I do not think the Bill requires any further explanation. Whatever views Deputies may have on it, the Bill is at least rather simple to follow and to find out what the provisions are. I should like however, to give some few figures on the working of these Acts since they first came into operation. It was estimated that a sum of £100,000 would be payable in respect of levy during the financial year, 1934-35. This was a slight over-estimate, the actual figure being £98,328. During that period the numbers of animals slaughtered were: Cattle, 58,878; calves, 2,292; sheep, 157,345.

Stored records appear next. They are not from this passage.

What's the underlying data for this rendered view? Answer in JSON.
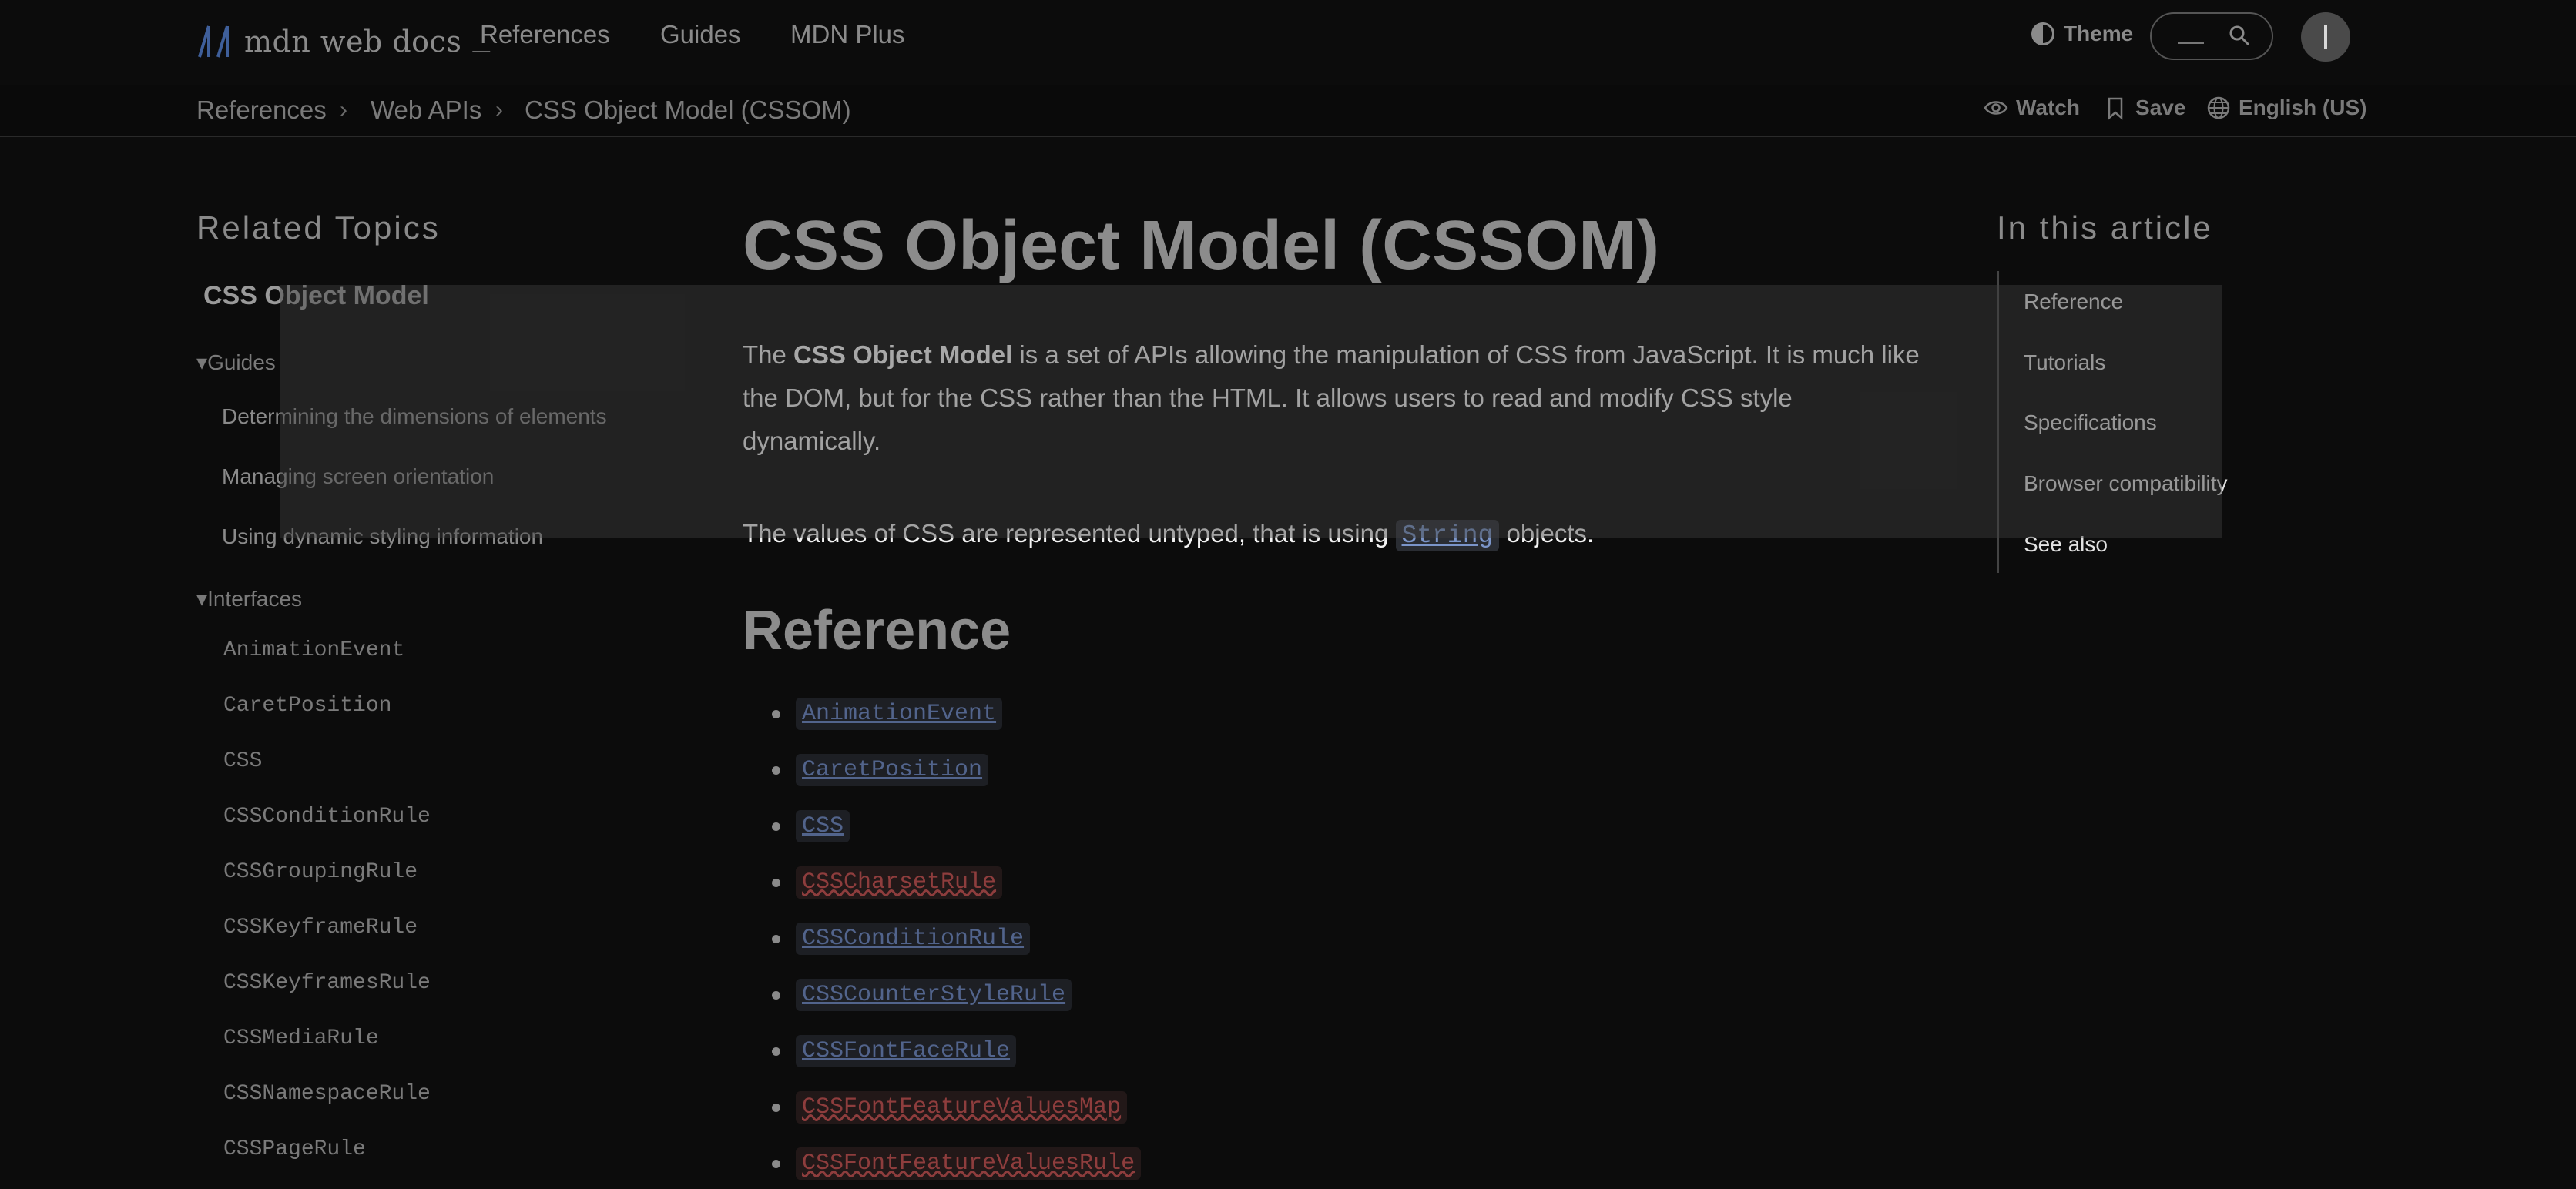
{
  "header": {
    "logo_text": "mdn web docs",
    "logo_cursor": "_",
    "nav": [
      "References",
      "Guides",
      "MDN Plus"
    ],
    "theme_label": "Theme"
  },
  "breadcrumb": {
    "items": [
      "References",
      "Web APIs",
      "CSS Object Model (CSSOM)"
    ],
    "actions": {
      "watch": "Watch",
      "save": "Save",
      "language": "English (US)"
    }
  },
  "sidebar": {
    "title": "Related Topics",
    "heading": "CSS Object Model",
    "groups": {
      "guides": {
        "label": "Guides",
        "items": [
          "Determining the dimensions of elements",
          "Managing screen orientation",
          "Using dynamic styling information"
        ]
      },
      "interfaces": {
        "label": "Interfaces",
        "items": [
          "AnimationEvent",
          "CaretPosition",
          "CSS",
          "CSSConditionRule",
          "CSSGroupingRule",
          "CSSKeyframeRule",
          "CSSKeyframesRule",
          "CSSMediaRule",
          "CSSNamespaceRule",
          "CSSPageRule"
        ]
      }
    }
  },
  "main": {
    "title": "CSS Object Model (CSSOM)",
    "intro": {
      "pre": "The ",
      "bold": "CSS Object Model",
      "post": " is a set of APIs allowing the manipulation of CSS from JavaScript. It is much like the DOM, but for the CSS rather than the HTML. It allows users to read and modify CSS style dynamically."
    },
    "values": {
      "pre": "The values of CSS are represented untyped, that is using ",
      "code": "String",
      "post": " objects."
    },
    "reference_heading": "Reference",
    "reference_items": [
      {
        "name": "AnimationEvent",
        "exists": true
      },
      {
        "name": "CaretPosition",
        "exists": true
      },
      {
        "name": "CSS",
        "exists": true
      },
      {
        "name": "CSSCharsetRule",
        "exists": false
      },
      {
        "name": "CSSConditionRule",
        "exists": true
      },
      {
        "name": "CSSCounterStyleRule",
        "exists": true
      },
      {
        "name": "CSSFontFaceRule",
        "exists": true
      },
      {
        "name": "CSSFontFeatureValuesMap",
        "exists": false
      },
      {
        "name": "CSSFontFeatureValuesRule",
        "exists": false
      }
    ]
  },
  "toc": {
    "title": "In this article",
    "items": [
      "Reference",
      "Tutorials",
      "Specifications",
      "Browser compatibility",
      "See also"
    ]
  },
  "colors": {
    "background": "#0c0c0c",
    "link": "#52648c",
    "broken_link": "#8e3d3d"
  }
}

In the following year it was estimated that we would have an income of £285,000 from the levy, but this was also an under-estimation to the extent of £9,000. In the financial year 1935-36 there were 167,839 cattle slaughtered, 9,503 calves, 469,691 sheep, and 59,433 lambs, for the year. With regard to the elimination scheme of old cows which were sent to the factory at Roscrea, the number of cattle collected from 29th July, 1935, to 31st March, 1936, was 23,344, and the number collected in this financial year, from 1st April, 1936, to 27th June, 1936, was 10,524. The total to the end of June was 33,868. The Waterford canning factory was in operation to some extent during last winter, but not to the full capacity, and dealt with 2,347 cattle. Of course that factory is capable of dealing with very many more cattle in future, but a great deal will depend on the relative price of cattle, the demand for canned beef, and the price of meat extract. It will be dealing with more cattle this year, but at present it is hard to say what the numbers will be. It is rather a seasonal business in this way, that cattle are not suitable until July or August, and only suitable then up to the month of January. Under the free beef scheme for the financial year 1934-35 we distributed 10,745,044 lbs. of beef at a cost to the Exchequer of £173,629, and for the financial year 1935-36 we distributed 19,675,145 lbs. at a cost to the Exchequer of £301,380. That is a summary of the figures dealt with under this Act, and I have only to say that it is hoped when this Bill goes through the Dáil to determine some parts of the Principal Act by August 1st. It may be possible to discontinue the levies from that date. From that time it will be possible to discharge part of the staff and to transfer the permanent officers from that business into other Departments where they may be required, so that a considerable saving may be made in administration during this year. There will be no change, practically, in the amount of meat that will be distributed under the new scheme as compared with the present one, and it is estimated that it will cost in or about the same amount in future. That is, the cost of the meat will be the same, but it will have this very big advantage, that the cost of administration will be considerably less.